### Provided data
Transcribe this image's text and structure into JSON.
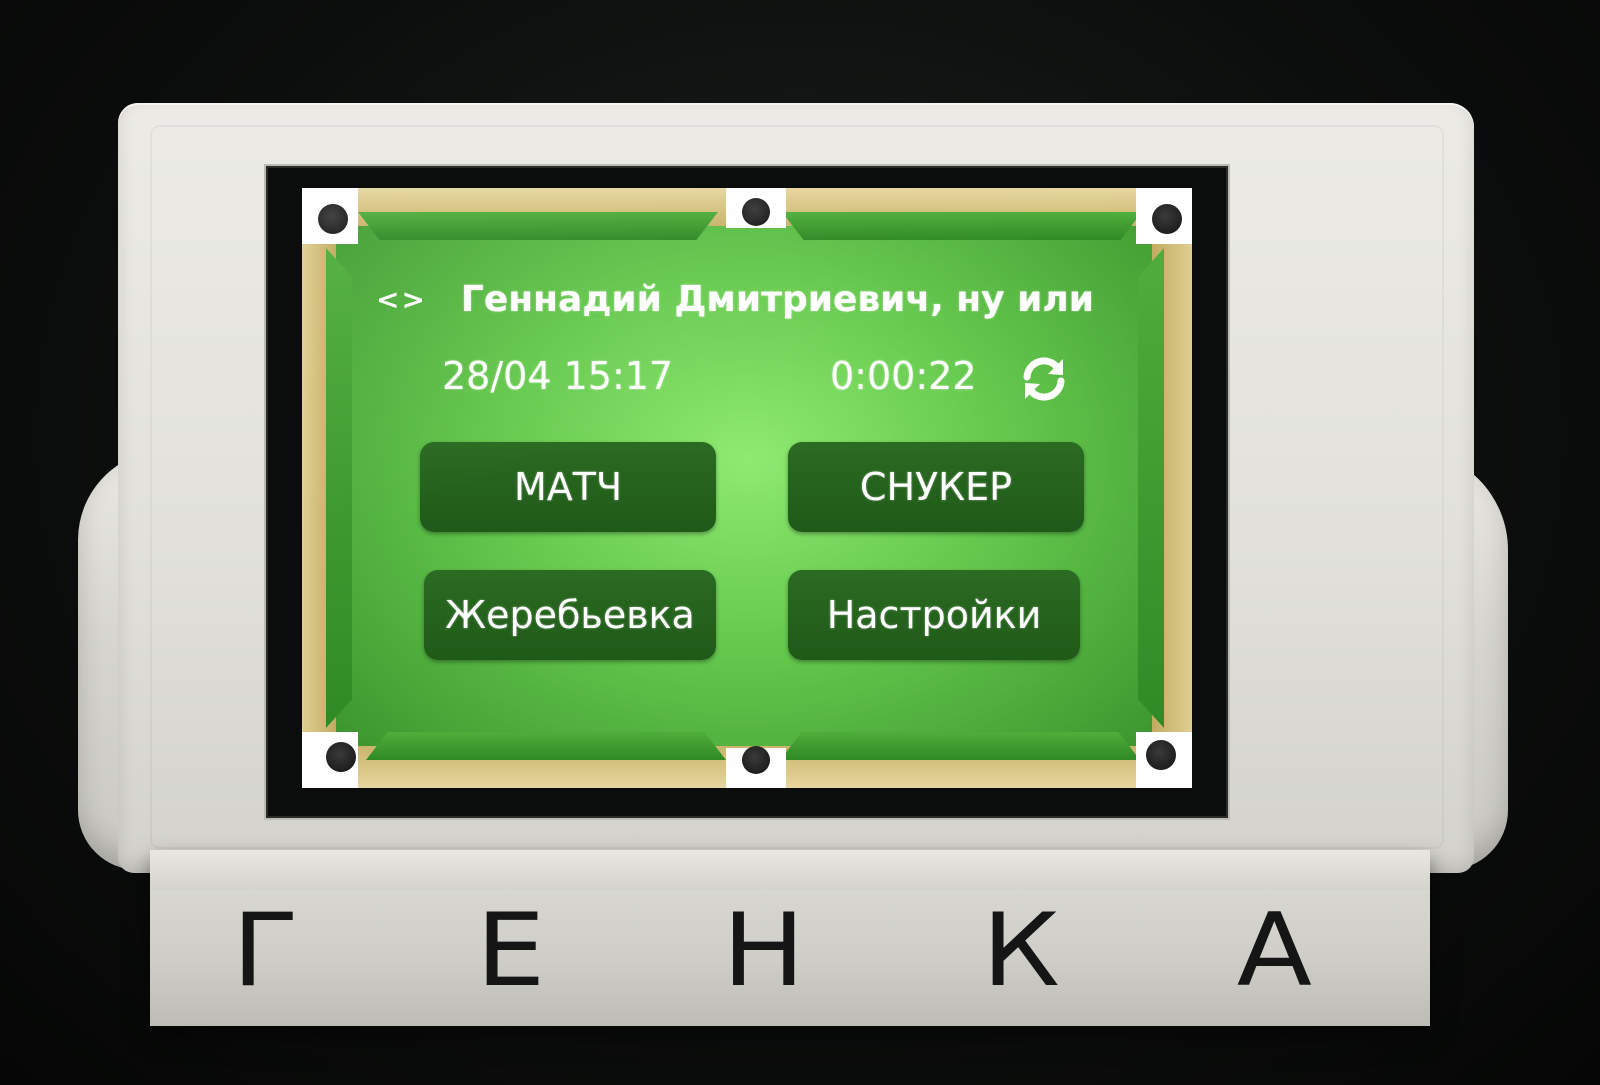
{
  "device": {
    "engraved_label_letters": [
      "Г",
      "Е",
      "Н",
      "К",
      "А"
    ]
  },
  "screen": {
    "marquee": {
      "scroll_icon_text": "<>",
      "text": "Геннадий Дмитриевич, ну или"
    },
    "datetime": "28/04 15:17",
    "timer": "0:00:22",
    "refresh_icon": "refresh-icon",
    "buttons": {
      "match": "МАТЧ",
      "snooker": "СНУКЕР",
      "draw": "Жеребьевка",
      "settings": "Настройки"
    }
  },
  "colors": {
    "felt": "#66c94e",
    "button": "#245f1c",
    "rail": "#d4c07a",
    "text": "#ffffff"
  }
}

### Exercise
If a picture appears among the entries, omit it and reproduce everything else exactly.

### Solution below
Transcribe this image's text and structure into JSON.
{
  "device": {
    "engraved_label_letters": [
      "Г",
      "Е",
      "Н",
      "К",
      "А"
    ]
  },
  "screen": {
    "marquee": {
      "scroll_icon_text": "<>",
      "text": "Геннадий Дмитриевич, ну или"
    },
    "datetime": "28/04 15:17",
    "timer": "0:00:22",
    "refresh_icon": "refresh-icon",
    "buttons": {
      "match": "МАТЧ",
      "snooker": "СНУКЕР",
      "draw": "Жеребьевка",
      "settings": "Настройки"
    }
  },
  "colors": {
    "felt": "#66c94e",
    "button": "#245f1c",
    "rail": "#d4c07a",
    "text": "#ffffff"
  }
}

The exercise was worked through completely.